I don't think the wings would get used very much, at least not for flying. Not only would there seldom be enough room for wings to be used, but flapping around in a spaceship is a great way to break equipment, or at least send your papers flying. Plus, most birds have really strong legs; in zero-g, they should have enough power and poise to jump to wherever they need to go without the help of their wings.
For creatures with arms and wings, I would suggest that they may opt to cut off their wings for space missions, but I really can't say if bird society would properly accomodate for them back on the planet (I think it would, but that might just be because I don't have wings). Even if the wings aren't removed, they should at least be strapped down firmly to the creatures' backs/sides, to avoid any involuntary flapping. This shouldn't too greatly impact the bird people, so I'd say space architecture would be pretty similar to how it is for humans.
Now, if the creatures use their wings as their arms, like bats for instance, strapping them down is not going to be an option. Instead, I'd think architecture would adapt to make use of these wings. Since these creatures will probably have very long wingspans, I'd think elliptical corridors would be favored over circular ones; that way, the creatures will be able to make flapping motions more easily. I still don't think they would actually 'fly', but they could definitely crawl along with their hands, so having enough room to make that natural flapping motion while grabbing at the walls will be helpful. With more room, corridors may become circular again so people can turn around easier, but width along at least one axis should match up with wingspan.
I'd think that birdlike creatures would be much more comfortable with the modern design of spaceships than humans are; after all, they can and do move in all three axes. Therefore, I don't think they would depart too far from the current spaceship designs: just put everything on the walls, make sure people can pivot enough to turn in any direction and pass each other going any direction, and don't put people in situations where they're stuck in empty air with no hand-or-footholds.

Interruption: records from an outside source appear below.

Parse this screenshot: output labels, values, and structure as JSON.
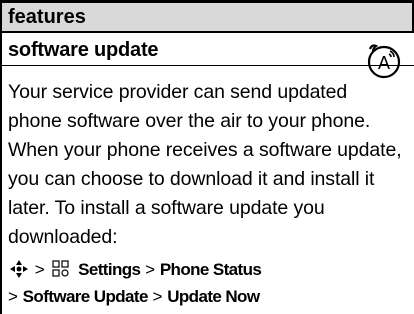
{
  "header": {
    "tab_label": "features"
  },
  "section": {
    "title": "software update",
    "icon": "network-feature-icon"
  },
  "body": {
    "paragraph": "Your service provider can send updated phone software over the air to your phone. When your phone receives a software update, you can choose to download it and install it later. To install a software update you downloaded:"
  },
  "path": {
    "nav_key_icon": "nav-key-icon",
    "sep1": ">",
    "settings_icon": "settings-icon",
    "settings": "Settings",
    "sep2": ">",
    "phone_status": "Phone Status",
    "sep3": ">",
    "software_update": "Software Update",
    "sep4": ">",
    "update_now": "Update Now"
  }
}
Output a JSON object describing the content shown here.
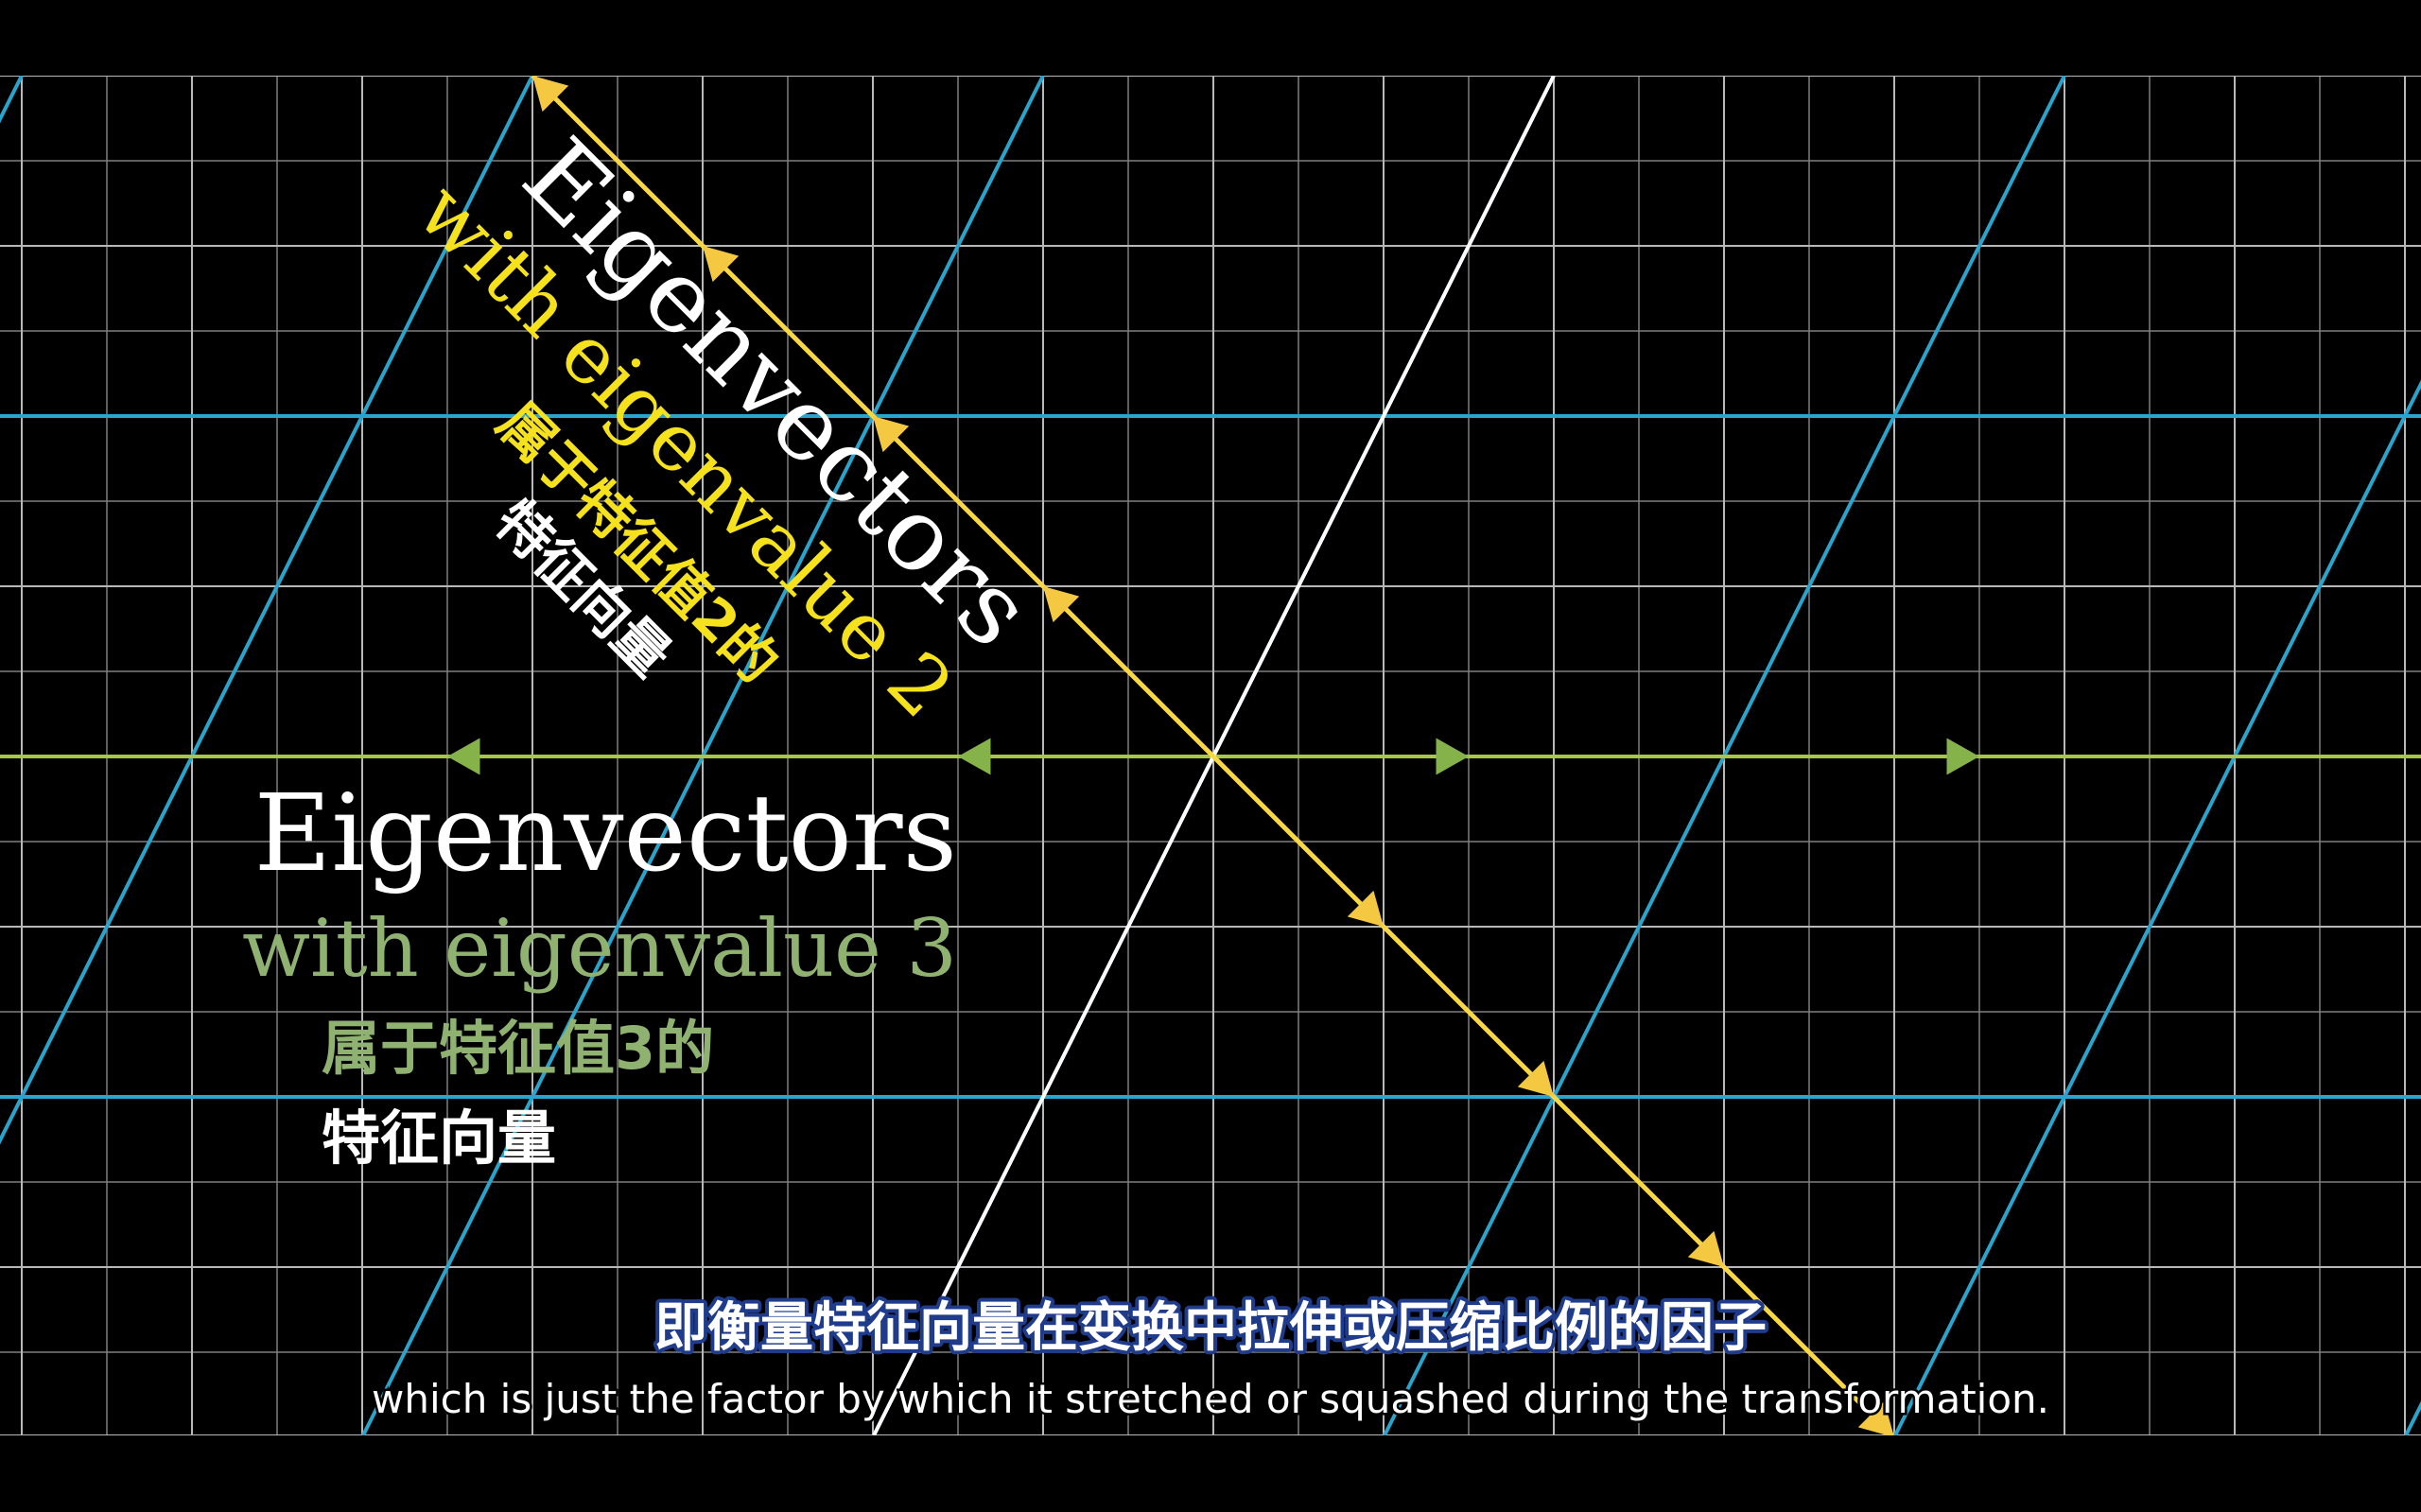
{
  "colors": {
    "background": "#000000",
    "grid_fine": "#7f7f7f",
    "grid_major": "#b8b8b8",
    "transformed_grid": "#29a4cc",
    "eigen_line_3": "#a7c64a",
    "eigen_arrow_3": "#86b24a",
    "eigen_line_2": "#f8d742",
    "eigen_arrow_2": "#f5c842",
    "white_line": "#ffffff",
    "label_yellow": "#f5e21c",
    "label_green": "#8fb270",
    "label_white": "#ffffff",
    "subtitle_outline": "#1f3b8c"
  },
  "eigen_label_2": {
    "title": "Eigenvectors",
    "subtitle": "with eigenvalue 2",
    "cn_line1": "属于特征值2的",
    "cn_line2": "特征向量"
  },
  "eigen_label_3": {
    "title": "Eigenvectors",
    "subtitle": "with eigenvalue 3",
    "cn_line1": "属于特征值3的",
    "cn_line2": "特征向量"
  },
  "subtitles": {
    "zh": "即衡量特征向量在变换中拉伸或压缩比例的因子",
    "en": "which is just the factor by which it stretched or squashed during the transformation."
  }
}
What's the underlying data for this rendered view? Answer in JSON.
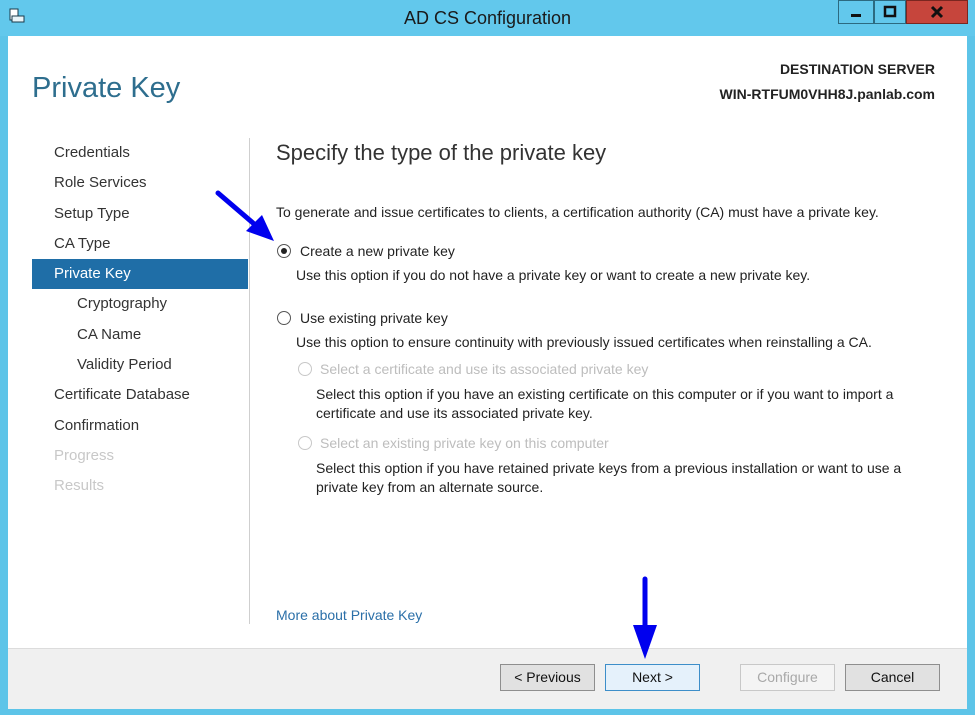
{
  "window": {
    "title": "AD CS Configuration"
  },
  "header": {
    "page_title": "Private Key",
    "destination_label": "DESTINATION SERVER",
    "destination_name": "WIN-RTFUM0VHH8J.panlab.com"
  },
  "sidebar": {
    "items": [
      {
        "label": "Credentials",
        "state": "normal"
      },
      {
        "label": "Role Services",
        "state": "normal"
      },
      {
        "label": "Setup Type",
        "state": "normal"
      },
      {
        "label": "CA Type",
        "state": "normal"
      },
      {
        "label": "Private Key",
        "state": "active"
      },
      {
        "label": "Cryptography",
        "state": "sub"
      },
      {
        "label": "CA Name",
        "state": "sub"
      },
      {
        "label": "Validity Period",
        "state": "sub"
      },
      {
        "label": "Certificate Database",
        "state": "normal"
      },
      {
        "label": "Confirmation",
        "state": "normal"
      },
      {
        "label": "Progress",
        "state": "disabled"
      },
      {
        "label": "Results",
        "state": "disabled"
      }
    ]
  },
  "main": {
    "heading": "Specify the type of the private key",
    "intro": "To generate and issue certificates to clients, a certification authority (CA) must have a private key.",
    "options": {
      "create_new": {
        "label": "Create a new private key",
        "description": "Use this option if you do not have a private key or want to create a new private key.",
        "selected": true
      },
      "use_existing": {
        "label": "Use existing private key",
        "description": "Use this option to ensure continuity with previously issued certificates when reinstalling a CA.",
        "selected": false
      },
      "select_certificate": {
        "label": "Select a certificate and use its associated private key",
        "description": "Select this option if you have an existing certificate on this computer or if you want to import a certificate and use its associated private key.",
        "enabled": false
      },
      "select_existing_key": {
        "label": "Select an existing private key on this computer",
        "description": "Select this option if you have retained private keys from a previous installation or want to use a private key from an alternate source.",
        "enabled": false
      }
    },
    "more_link": "More about Private Key"
  },
  "footer": {
    "previous": "< Previous",
    "next": "Next >",
    "configure": "Configure",
    "cancel": "Cancel"
  },
  "colors": {
    "accent": "#1f6ea7",
    "title_bar": "#62c8ec",
    "arrow": "#0000ee"
  }
}
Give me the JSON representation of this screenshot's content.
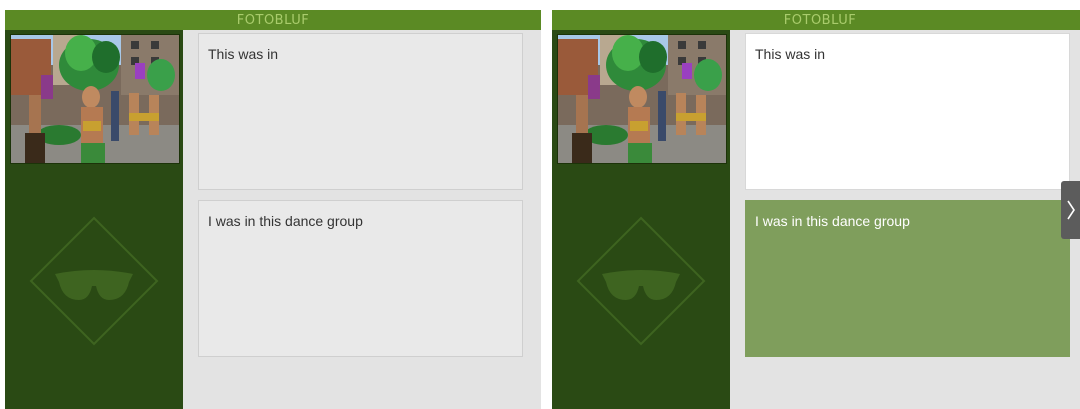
{
  "app": {
    "title": "FOTOBLUF"
  },
  "colors": {
    "titlebar": "#5b8a24",
    "sidebar": "#2a4a14",
    "content_bg": "#e3e3e3",
    "answer_default": "#e9e9e9",
    "answer_white": "#ffffff",
    "answer_selected": "#7f9e5c"
  },
  "question": {
    "photo": "carnival-dancer-photo",
    "logo_icon": "sunglasses-diamond-icon"
  },
  "answers": [
    {
      "label": "This was in"
    },
    {
      "label": "I was in this dance group"
    }
  ],
  "screens": [
    {
      "state": "unanswered"
    },
    {
      "state": "selected",
      "selected_answer": 2
    }
  ],
  "navigation": {
    "next_icon": "chevron-right-icon"
  }
}
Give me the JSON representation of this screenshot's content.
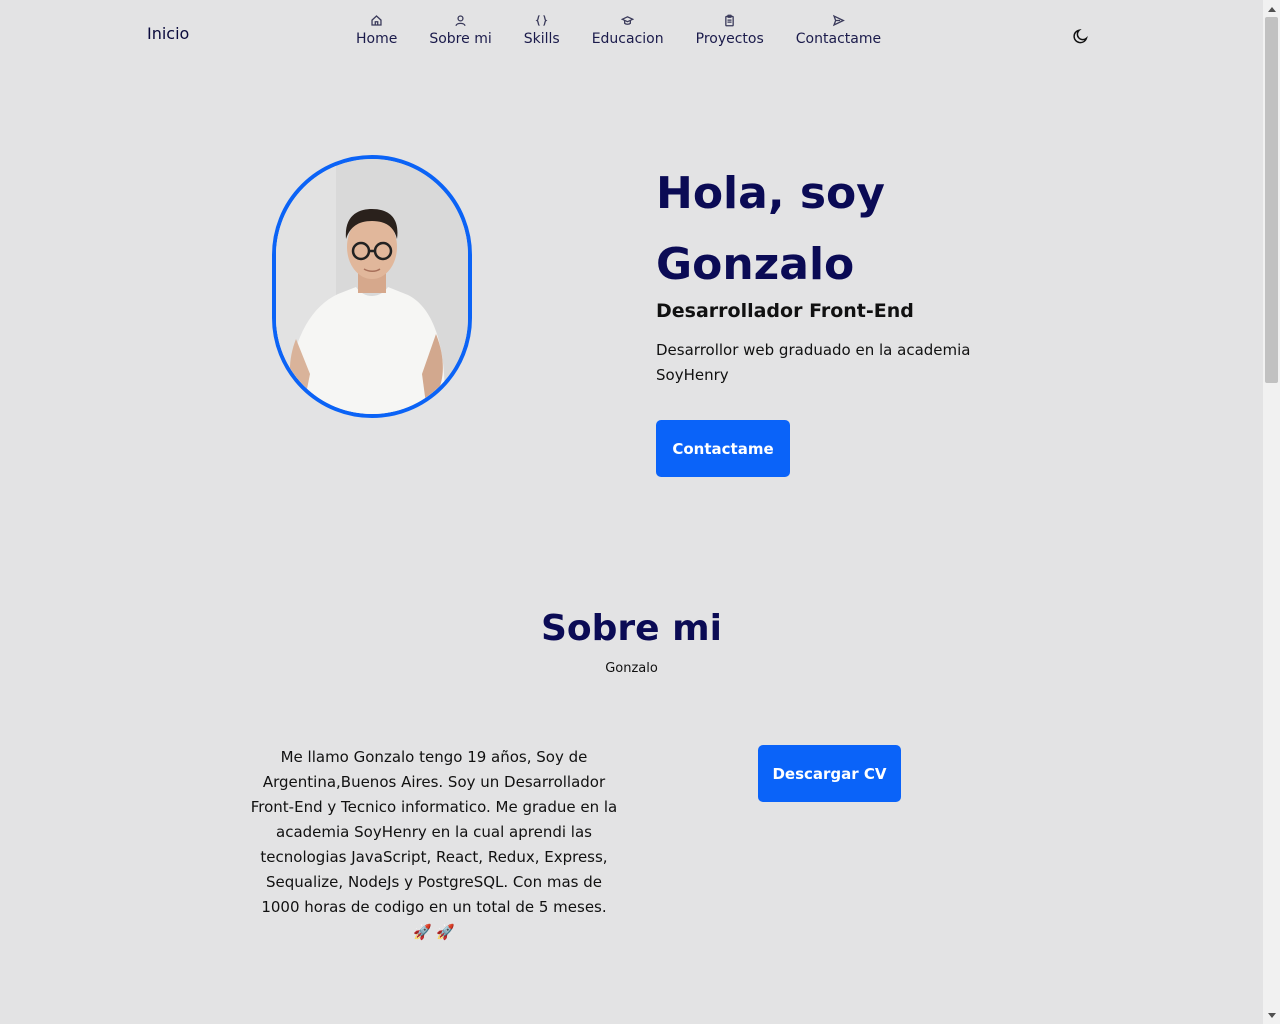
{
  "header": {
    "brand": "Inicio",
    "nav": [
      {
        "label": "Home",
        "icon": "home-icon"
      },
      {
        "label": "Sobre mi",
        "icon": "user-icon"
      },
      {
        "label": "Skills",
        "icon": "code-braces-icon"
      },
      {
        "label": "Educacion",
        "icon": "graduation-cap-icon"
      },
      {
        "label": "Proyectos",
        "icon": "clipboard-icon"
      },
      {
        "label": "Contactame",
        "icon": "send-icon"
      }
    ],
    "theme_toggle_icon": "moon-icon"
  },
  "hero": {
    "title": "Hola, soy Gonzalo",
    "subtitle": "Desarrollador Front-End",
    "description": "Desarrollor web graduado en la academia SoyHenry",
    "button_label": "Contactame"
  },
  "about": {
    "title": "Sobre mi",
    "subtitle": "Gonzalo",
    "text": "Me llamo Gonzalo tengo 19 años, Soy de Argentina,Buenos Aires. Soy un Desarrollador Front-End y Tecnico informatico. Me gradue en la academia SoyHenry en la cual aprendi las tecnologias JavaScript, React, Redux, Express, Sequalize, NodeJs y PostgreSQL. Con mas de 1000 horas de codigo en un total de 5 meses. 🚀 🚀",
    "button_label": "Descargar CV"
  },
  "colors": {
    "background": "#e3e3e4",
    "primary": "#0a63f9",
    "heading": "#0b0b55"
  }
}
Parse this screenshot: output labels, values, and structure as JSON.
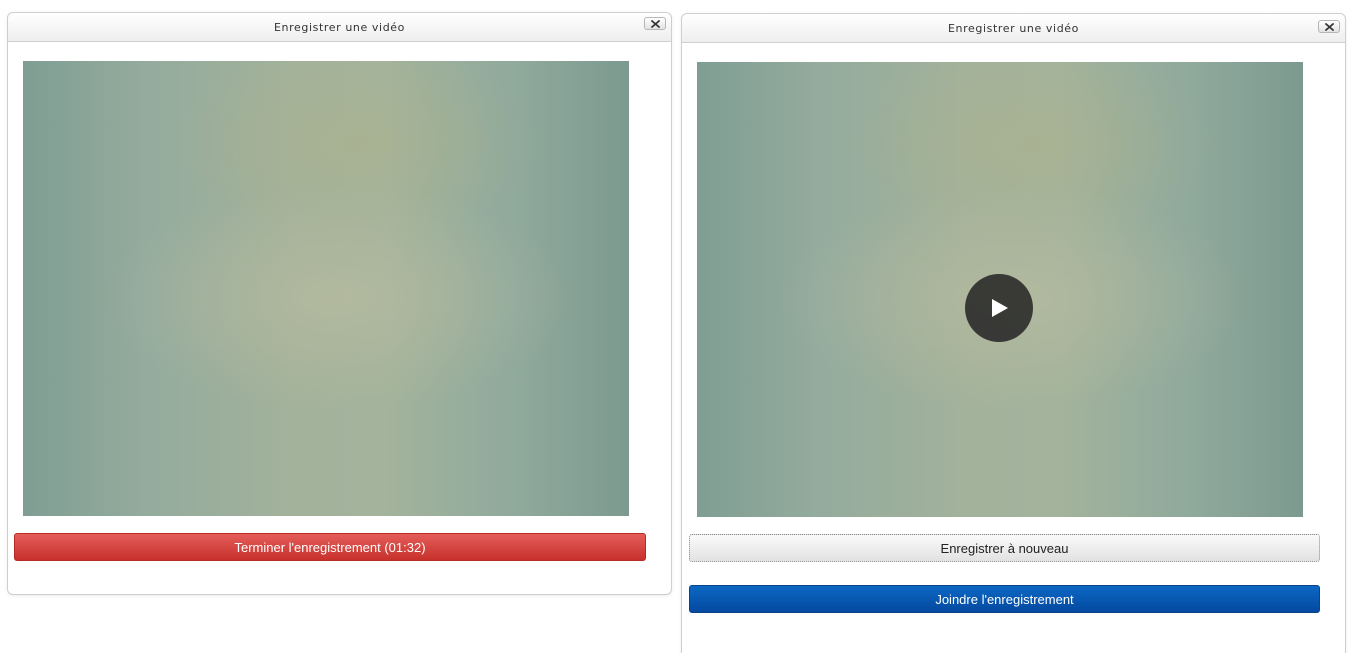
{
  "left_dialog": {
    "title": "Enregistrer une vidéo",
    "close_icon": "close-icon",
    "stop_button_label": "Terminer l'enregistrement (01:32)"
  },
  "right_dialog": {
    "title": "Enregistrer une vidéo",
    "close_icon": "close-icon",
    "play_icon": "play-icon",
    "retry_button_label": "Enregistrer à nouveau",
    "attach_button_label": "Joindre l'enregistrement"
  },
  "colors": {
    "stop_button": "#d9423d",
    "attach_button": "#0556ad",
    "video_tint": "#9fb09c"
  }
}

As to your concern over broken bones, I don't think there's much that would be done. Just look at how astronauts don't wear helmets; they're not worried about giving themselves concussions, so the bird-people shouldn't worry about breaking their wings off. If anything, training is better than protection; the added weight of knowing how to not hurt yourself is far lighter than a ship full of pillows.